As you might have guessed, working in the EdTech sector, the Administrate team loves to learn. As we discussed in our blog post on 'The How and Why of Attending Conferences', a big part of our learning comes from attending industry events, expanding our network and spreading the word about Administrate.
Adopting a LOTO (Learn One, Teach One) philosophy, it's our policy that whenever we attend an event, we share our key insights with the wider team on our return to the office. Having attended the Mind the Product conference in London on September 30th, I thought I'd share some insights from a few of the key speakers below.
What is Mind the Conference 2016?
This event represents one of the largest collection of product management professionals in the world, and has a terrific line up of speakers crossing many industries. I attended in hopes of learning from some of my peers as well as some of the most influential voices in the space.
Marty is founder of the Silicon Valley Product Group, and author of one of my favourite product books, Inspired.
Marty told the story of six unheralded Product Managers and used their experiences to describe the responsibilities and impact of successful Product Managers, specifically highlighting the stories of the women behind Microsoft Word, Netflix, Google Adwords, BBC mobile, iTunes, and Adobe Creative Cloud. A full summary of his talk can be found on his blog. One of the main themes within Marty's talk was that Product Managers are similar to CEOs in that they are responsible for all areas of the business. However, they differ in that they have no direct power as “the boss”. Marty then argued that good Product Managers are smart, creative, persistent individuals with strong leadership skills.
Simon is a Product Manager at Facebook.
Simon told stories of the history of Facebook and how some of the solutions were championed by Product Managers leading through influence, rather than direct power. He spoke about “paving cow paths”, an analogy for observing users and creating paths for what they are already doing.
Jeff spoke about scaling a lean agile framework. This is a topic I’m particularly interested in, as much of the literature revolves around small teams, and most of my experience is in smaller environments.
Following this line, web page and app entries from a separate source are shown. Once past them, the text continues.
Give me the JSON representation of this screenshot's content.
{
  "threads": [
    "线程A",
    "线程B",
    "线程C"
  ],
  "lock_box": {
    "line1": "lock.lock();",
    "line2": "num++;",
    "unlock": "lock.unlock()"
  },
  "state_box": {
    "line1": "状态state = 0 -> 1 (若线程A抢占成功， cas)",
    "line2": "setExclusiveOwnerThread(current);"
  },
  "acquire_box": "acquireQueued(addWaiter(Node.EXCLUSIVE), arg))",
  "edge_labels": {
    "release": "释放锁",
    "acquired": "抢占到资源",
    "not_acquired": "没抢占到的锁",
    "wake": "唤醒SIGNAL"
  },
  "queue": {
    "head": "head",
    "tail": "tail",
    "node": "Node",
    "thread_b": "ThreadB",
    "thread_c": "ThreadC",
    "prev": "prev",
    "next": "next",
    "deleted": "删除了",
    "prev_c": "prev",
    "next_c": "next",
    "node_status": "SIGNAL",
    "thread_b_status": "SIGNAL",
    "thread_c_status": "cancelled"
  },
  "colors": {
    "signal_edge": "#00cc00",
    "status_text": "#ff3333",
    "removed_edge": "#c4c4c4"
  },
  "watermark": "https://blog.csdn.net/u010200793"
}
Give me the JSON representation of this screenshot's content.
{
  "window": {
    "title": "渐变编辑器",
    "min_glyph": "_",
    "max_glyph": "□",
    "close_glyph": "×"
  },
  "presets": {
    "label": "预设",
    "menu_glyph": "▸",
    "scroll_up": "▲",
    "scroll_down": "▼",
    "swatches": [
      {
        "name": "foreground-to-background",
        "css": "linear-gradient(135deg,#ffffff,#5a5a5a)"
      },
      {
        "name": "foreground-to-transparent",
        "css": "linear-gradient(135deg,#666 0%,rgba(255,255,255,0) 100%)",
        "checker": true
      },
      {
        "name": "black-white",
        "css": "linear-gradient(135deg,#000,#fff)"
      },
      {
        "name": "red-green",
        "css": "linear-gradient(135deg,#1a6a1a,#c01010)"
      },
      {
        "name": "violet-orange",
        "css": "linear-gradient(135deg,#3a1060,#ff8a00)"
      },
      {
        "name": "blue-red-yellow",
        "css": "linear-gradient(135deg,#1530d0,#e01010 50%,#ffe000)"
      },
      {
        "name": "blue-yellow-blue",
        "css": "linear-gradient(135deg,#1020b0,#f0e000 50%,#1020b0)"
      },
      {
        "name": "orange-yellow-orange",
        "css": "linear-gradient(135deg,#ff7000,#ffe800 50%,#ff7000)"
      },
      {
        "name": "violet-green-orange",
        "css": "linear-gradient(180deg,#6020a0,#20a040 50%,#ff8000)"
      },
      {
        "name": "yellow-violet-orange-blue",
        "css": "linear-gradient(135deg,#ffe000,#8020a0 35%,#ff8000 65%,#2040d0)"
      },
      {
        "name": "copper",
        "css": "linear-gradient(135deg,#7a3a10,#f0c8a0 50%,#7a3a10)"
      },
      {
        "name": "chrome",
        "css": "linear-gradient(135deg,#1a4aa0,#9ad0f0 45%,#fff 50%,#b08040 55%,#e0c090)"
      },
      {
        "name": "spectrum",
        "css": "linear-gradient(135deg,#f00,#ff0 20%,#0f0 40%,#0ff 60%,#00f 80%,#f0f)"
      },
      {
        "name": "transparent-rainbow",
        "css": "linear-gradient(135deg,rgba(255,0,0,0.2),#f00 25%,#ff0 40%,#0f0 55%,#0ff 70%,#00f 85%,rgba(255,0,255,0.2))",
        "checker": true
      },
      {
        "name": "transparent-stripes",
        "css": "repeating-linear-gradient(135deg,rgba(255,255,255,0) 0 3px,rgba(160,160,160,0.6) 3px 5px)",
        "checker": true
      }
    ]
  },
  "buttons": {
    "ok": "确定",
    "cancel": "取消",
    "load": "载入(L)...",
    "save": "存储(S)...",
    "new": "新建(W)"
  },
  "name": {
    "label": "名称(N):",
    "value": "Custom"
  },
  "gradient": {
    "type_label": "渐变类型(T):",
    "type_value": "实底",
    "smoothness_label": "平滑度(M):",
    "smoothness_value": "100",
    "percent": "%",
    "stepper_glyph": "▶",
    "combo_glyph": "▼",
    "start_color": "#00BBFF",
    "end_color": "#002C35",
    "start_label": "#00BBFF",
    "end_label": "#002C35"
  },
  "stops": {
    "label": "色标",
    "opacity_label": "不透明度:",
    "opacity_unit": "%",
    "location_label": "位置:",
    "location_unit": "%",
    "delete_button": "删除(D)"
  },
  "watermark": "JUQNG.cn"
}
Scaling requires creativity which is often a challenge for smaller teams with less brains to canvas - our ideas need to be especially good! There is currently a popular framework called SAFe, which to me seems like an overly heavy method which loses much of the intent of agile principles. Jeff confirmed my thoughts by outlining its limitations on stage. He covered tactics of scaling the agile principles at the project level, the programme level, and the portfolio level. However, his main message was to focus on the principles, rather than the methods, to maintain the benefits of agile methods as you scale.
Jeff Veen is Design Partner at True Ventures.
Jeff spoke about creating a culture for success, relying on equanimity and psychological safety, principles we practice at Administrate and have read about in 'Smarter, Faster, Better'. The other takeaways included a message that you have to live with the fact that everything is connected, and everything breaks, all the time. He used this to describe why the culture of equanimity can be so effective, knowing things will not always go well. Additionally, he touched on a message that everything is user experience. This includes all interactions your customers have with your company, which all plays into their experience. At Administrate this doesn't just mean our software, it encompasses our marketing activity, sales process, software implementation, support structure and of course, LITE, our annual EdTech conference.
Aside from some fascinating individual talks, the conference was a great opportunity to step away from the day-to-day and think more strategically about how to apply these principles. This will all feed into a better understanding of our customers lives and pain points, the ecosystem, our competition and, of course, the direction we need to take with our software. And in the spirit of one of Administrate's eight core values, transparency, you can see this lived-out within our new Product Roadmap!